The gender gap in spatial abilities — charted for more than 30 years — emerges within the first few months of life, years earlier than previously thought, psychologists report.
Males typically outperform females on spatial-ability tests by age 4, especially on tasks that require mental rotation of objects perceived as three-dimensional. Yet,
two studies of 3- to 5-month-olds, both published in the November Psychological Science, conclude that a substantially greater proportion of boys than girls distinguish a block arrangement from its mirror image, after having first seen the block arrangement rotated. Babies who prefer looking at the mirror image are presumed to have mentally rotated the block arrangement, recognized it and chosen to gaze at the novel mirror image.
One investigation was conducted by David Moore of Pitzer College in Claremont, Calif., and Scott Johnson of the University of California, Los Angeles. The other was directed by Paul Quinn of the University of Delaware in Newark and Lynn Liben of Pennsylvania State University in University Park.
Both sets of researchers suspect that sex differences in mental rotation develop shortly after birth due to an unknown mix of genetic, biological and environmental influences.
“The result we found was really somewhat of a shocker,” Moore says. He had expected to demonstrate no sex difference in infants’ mental rotation skills, laying the groundwork for pinpointing the age at which this spatial gap first appears.
“Simultaneous reports by two different labs using two different techniques are difficult to dismiss,” remarks psychologist Nora Newcombe of Temple University in Philadelphia.
Still, the new reports don’t confirm that baby boys perform mental rotation tasks better than baby girls do, comments psychologist Susan Levine of the University of Chicago. That’s because both studies first familiarized babies with a block arrangement oriented at specific angles but then presented it from a new angle for comparison with its mirror image, a process that may mask baby girls’ spatial insights.
By 3 months of age, girls — but not boys — may notice changes in a block arrangement’s angle, Levine proposes. If so, girls would regard both a newly oriented block arrangement and its mirror image as novel, spending roughly equal amounts of time looking at both. Scientists have yet to address this possibility, she says.
If infant boys don’t notice angle shifts, they would spend most of the time looking at novel mirror images, Levine suggests. Baby boys would thus falsely appear to be better than baby girls at mental rotation.
“Even if there is an early advantage in favor of males, there is ample research showing that mental rotation skill is malleable,” Levine says. Preschool activities such as block building, assembling jigsaw puzzles and playing certain video games have been linked to stronger mental rotation skill. In 2005, Levine reported that second- and third-graders from poor families, who receive little or no exposure to such activities, show no sex difference in the ability to mentally rotate an object.
Some parents play with their children and babies in ways that promote spatial thinking, such as naming the shapes of toys and guiding a child’s hand to rotate a toy, notes Penn State’s Liben.
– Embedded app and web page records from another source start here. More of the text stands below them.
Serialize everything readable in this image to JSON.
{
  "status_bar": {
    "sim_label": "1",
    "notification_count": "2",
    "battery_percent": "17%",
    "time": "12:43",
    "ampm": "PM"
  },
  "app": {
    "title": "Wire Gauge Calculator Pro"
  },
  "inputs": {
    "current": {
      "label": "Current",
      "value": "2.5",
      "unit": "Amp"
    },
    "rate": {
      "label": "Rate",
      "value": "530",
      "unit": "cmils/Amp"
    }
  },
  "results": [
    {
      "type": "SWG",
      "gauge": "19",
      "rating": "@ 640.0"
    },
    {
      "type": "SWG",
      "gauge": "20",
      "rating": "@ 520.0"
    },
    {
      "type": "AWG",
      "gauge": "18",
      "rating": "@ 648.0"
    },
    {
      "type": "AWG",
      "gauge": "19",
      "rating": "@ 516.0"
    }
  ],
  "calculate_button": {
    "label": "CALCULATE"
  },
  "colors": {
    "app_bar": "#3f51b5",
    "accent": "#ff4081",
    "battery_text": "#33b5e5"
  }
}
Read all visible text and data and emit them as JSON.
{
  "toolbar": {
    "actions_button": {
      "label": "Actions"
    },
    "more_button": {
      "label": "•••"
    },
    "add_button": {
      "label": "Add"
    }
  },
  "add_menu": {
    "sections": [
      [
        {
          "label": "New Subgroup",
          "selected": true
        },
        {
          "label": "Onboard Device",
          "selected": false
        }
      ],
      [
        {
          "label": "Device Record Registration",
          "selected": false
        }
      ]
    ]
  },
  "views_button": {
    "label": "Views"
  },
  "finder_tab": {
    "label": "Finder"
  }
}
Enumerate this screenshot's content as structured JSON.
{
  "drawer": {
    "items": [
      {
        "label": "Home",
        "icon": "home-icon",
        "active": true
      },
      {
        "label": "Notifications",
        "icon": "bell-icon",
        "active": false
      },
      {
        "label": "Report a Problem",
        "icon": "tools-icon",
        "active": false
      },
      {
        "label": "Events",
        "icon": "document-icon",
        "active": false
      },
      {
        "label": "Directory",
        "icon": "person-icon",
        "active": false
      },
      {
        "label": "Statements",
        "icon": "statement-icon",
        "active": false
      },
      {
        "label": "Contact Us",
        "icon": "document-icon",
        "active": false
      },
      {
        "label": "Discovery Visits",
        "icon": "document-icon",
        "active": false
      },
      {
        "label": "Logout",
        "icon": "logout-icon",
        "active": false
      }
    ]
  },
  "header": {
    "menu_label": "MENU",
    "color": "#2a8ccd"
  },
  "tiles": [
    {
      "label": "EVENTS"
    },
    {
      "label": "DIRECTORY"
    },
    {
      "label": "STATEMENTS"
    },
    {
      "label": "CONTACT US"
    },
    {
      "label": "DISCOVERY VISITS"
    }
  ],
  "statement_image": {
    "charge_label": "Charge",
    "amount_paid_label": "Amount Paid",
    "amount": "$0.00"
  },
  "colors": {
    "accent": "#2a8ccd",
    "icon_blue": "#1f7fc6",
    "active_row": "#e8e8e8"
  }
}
It’s not known whether parents target such behavior at boys, she says.
Researchers have yet to show that early proficiency on mental rotation tasks translates into an aptitude for spatially challenging subjects such as geometry, geography and science, Levine cautions.
Moore and Johnson showed 20 boys and 20 girls, all 5 months old, videos of a block arrangement rotating back and forth through a 240° angle. Each child sat in his or her mother’s lap as the mother kept her eyes closed. After tiring of looking at this image, infants saw alternating videos of the original block arrangement or its mirror image rotating through a 120° angle.
Video records of infants’ gaze and head movements revealed that 14 boys, or 70 percent of them, preferred looking at mirror images, compared with 9 girls, or 45 percent of them.
Quinn and Liben showed 12 boys and 12 girls, all 3 to 4 months old, a series of images of either a black number 1 or its mirror image, each drawn to appear three-dimensional and situated at a different degree of rotation. Each baby then saw presentations of both the number 1 and its mirror image in a new degree of rotation.
In the latter trials, 11 boys preferred looking at the image that they hadn’t seen before, compared with 5 girls.
It may be possible to study mental rotation in babies within the first few days after birth, Quinn says.